The aroma of slow-cooked ribs and ground sirloin sizzling on the grill circulates up through Tierney’s Café & Tavern’s storied structure, which dates back to 1885. First built by Dr. J.W. Kennedy, rumored kidnapping victim and physician to Bonnie and Clyde, the building has seen its fair share of visitors, first as a private residence, then as a restaurant and antique mall. In the East and West dining rooms, patrons tuck into homestyle platters loaded with hot turkey or meatloaf amid the building’s original 120-year-old cedar planks. Outside, a patio dotted with umbrellas hosts gatherings that get under way with the help of a full bar and live music.
The smell of fried catfish and laughter of customers didn’t always fill Memphis Catfish’s cozy eatery. In fact, the Frisco joint almost never opened, since the owners faced a slew of problems early in the southern food eatery’s inception. But what seemed like a curse eventually turned into a blessing as locals in the community rallied together, donating a stove and deep fryer as well as funds. This display of kindness fueled the owners to follow through with their dream restaurant, which now serves affordable and authentic southern cousine.
Retaining an atmosphere reminiscent of “Big Momma’s kitchen,” both of Memphis Catfish’s restaurants allow diners to slow down and unwind as they dig into hearty Southern eats that range from house-made hush puppies and candied yams to US-bred catfish fried in gluten-free oil. Though catfish and butterfly shrimp are the stars of the menu—served in everything from po’ boys and tacos to baskets filled with fries—the chefs also grill hot links and sausages shipped from Memphis.
Chef Nordeen Bennai believes in the value of homemade food. During his childhood growing up in a traditional bakery, the chef learned that people will come when the food is good and the price is right. From the kitchen at the Korner Cafe, Chef Bennai whips up breakfasts, lunches, and dinners in savory and sweet permutations, such as homemade rum raisin bread pudding, coconut shrimp, and grits with gruyere cheese stirred right in. In the café, guests can gaze through the windows and across the street to the high school in Lewisville, or make room under their tables to harbor fugitives from English class.
Whoever said everything was bigger in Texas must have been referring to Fred and Dianne McDonald's company vision. As Fred says, they “put a lot of L-U-V” into barbecue that they hope will one day reign as the best in the state. It's on its way—the barbecue is so painstakingly produced that many customers don't need to sauce it, and instead sop up the eatery's tangy, housemade marinade with bread or use it to paint the faces of children sleeping at nearby tables. Aside from the ribs, pulled pork, and preservative-free sausage the McDonalds smoke over Texas wood, Fred ignites palates with tamales his grandfather taught him to make while growing up in the southern part of the state.

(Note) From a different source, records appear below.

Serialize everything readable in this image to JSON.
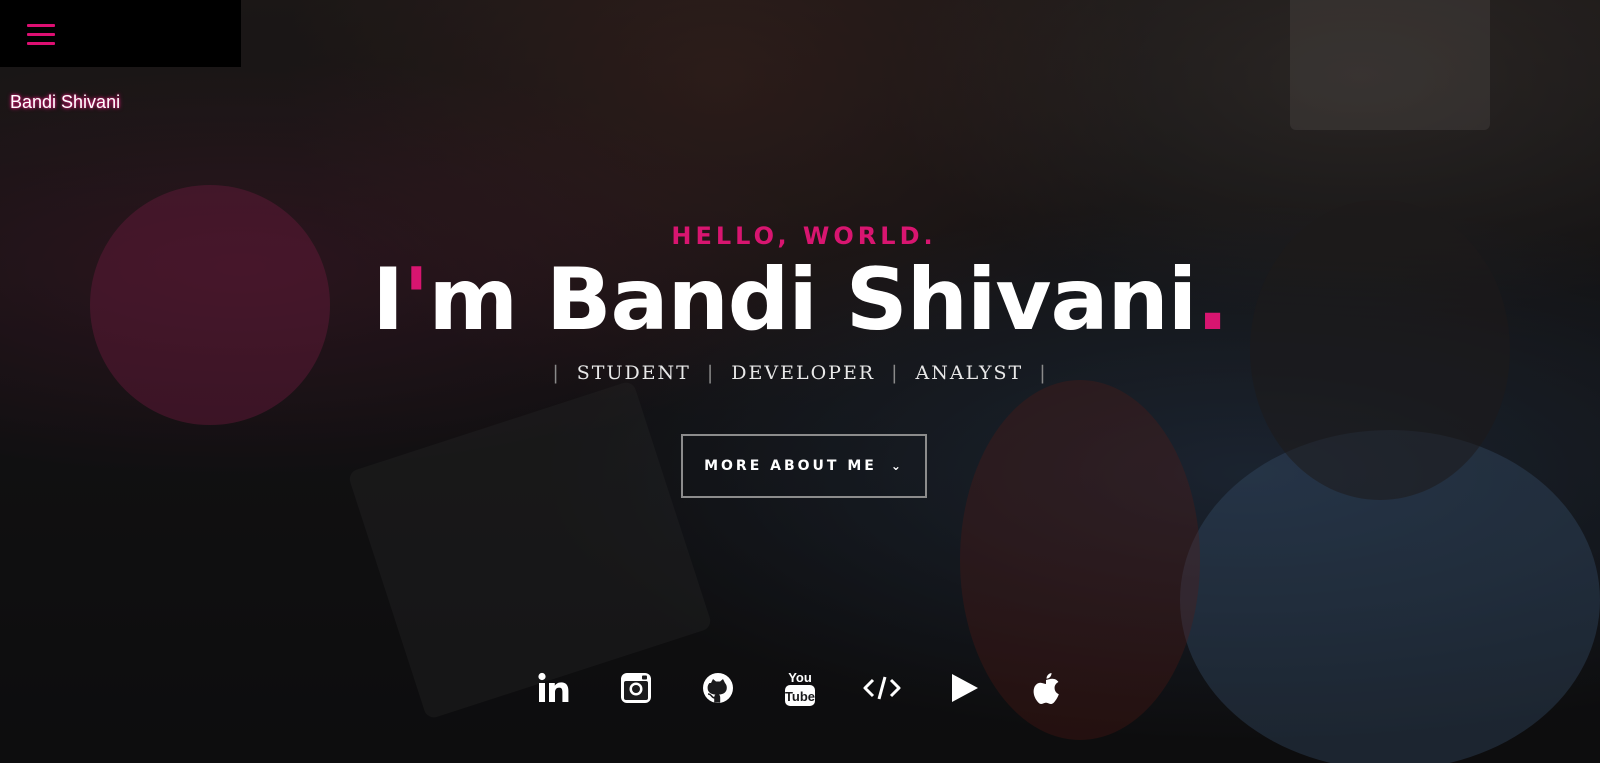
{
  "nav": {
    "menu_icon": "hamburger-icon",
    "brand": "Bandi Shivani",
    "accent_color": "#d81570"
  },
  "intro": {
    "greeting": "HELLO, WORLD.",
    "headline_prefix": "I",
    "headline_apostrophe": "'",
    "headline_name": "m Bandi Shivani",
    "headline_period": ".",
    "roles": [
      "STUDENT",
      "DEVELOPER",
      "ANALYST"
    ],
    "separator": "|"
  },
  "cta": {
    "label": "MORE ABOUT ME",
    "icon": "chevron-down-icon",
    "chevron": "⌄"
  },
  "socials": [
    {
      "name": "linkedin-icon"
    },
    {
      "name": "instagram-icon"
    },
    {
      "name": "github-icon"
    },
    {
      "name": "youtube-icon",
      "text_top": "You",
      "text_bottom": "Tube"
    },
    {
      "name": "code-icon"
    },
    {
      "name": "play-store-icon"
    },
    {
      "name": "apple-icon"
    }
  ]
}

On Friday nights, live blues musicians—featuring house band Kenny Strauther and Second Hand Smoke— take to a stage that has been graced by Jimmy “Preacher” Ellis and a former member of The Gap Band, both of whom, according to NBC DFW 5, also stuck around to nosh on the restaurant's eats.
A lengthy lineup of traditional game-day fare and a sports atmosphere captivate fans at Fox and Hound - Bailey's, where the kitchen remains open as late as its neighboring fully stocked bar. Chefs cook until the wee hours of the morning and always until the bar closes, baking Bavarian pretzel starters, crafting towers of onion rings, and preparing hand-battered chicken tenders that are cooked until they are golden brown. They blend their own seasonings to sprinkle over grilled-to-order burgers, and draw from a diverse roster of cheeses and toppings to crown their wood-oven-inspired flatbreads.
While manning the bars, bartenders tap into a stash of libations, such as UV Whipped vodka and Patron Silver tequila, to mix their specialty cocktails. To further foster a sporting ambiance, high-definition TVs glow with sports games and custom music-video playlists, and guests partake in pastimes of ump bashing, billiards, or competitive people watching.